BRIEF :: Each record below must be reproduced exactly as it reads, with its images omitted.

MATERIAL PROVIDED ::
*** Begin section ***
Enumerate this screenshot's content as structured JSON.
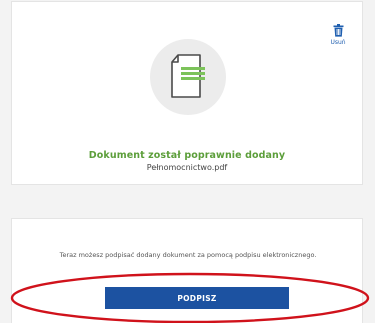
{
  "upload_card": {
    "delete_label": "Usuń",
    "status_message": "Dokument został poprawnie dodany",
    "file_name": "Pełnomocnictwo.pdf"
  },
  "sign_card": {
    "info_text": "Teraz możesz podpisać dodany dokument za pomocą podpisu elektronicznego.",
    "sign_button_label": "PODPISZ"
  },
  "icons": {
    "delete": "trash-icon",
    "document": "document-icon"
  },
  "colors": {
    "success": "#5c9e3a",
    "primary": "#1c52a1",
    "highlight": "#d0121b",
    "link": "#1f5fb0"
  }
}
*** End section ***
TASK RESPONSE ::
Enumerate this screenshot's content as structured JSON.
{
  "upload_card": {
    "delete_label": "Usuń",
    "status_message": "Dokument został poprawnie dodany",
    "file_name": "Pełnomocnictwo.pdf"
  },
  "sign_card": {
    "info_text": "Teraz możesz podpisać dodany dokument za pomocą podpisu elektronicznego.",
    "sign_button_label": "PODPISZ"
  },
  "icons": {
    "delete": "trash-icon",
    "document": "document-icon"
  },
  "colors": {
    "success": "#5c9e3a",
    "primary": "#1c52a1",
    "highlight": "#d0121b",
    "link": "#1f5fb0"
  }
}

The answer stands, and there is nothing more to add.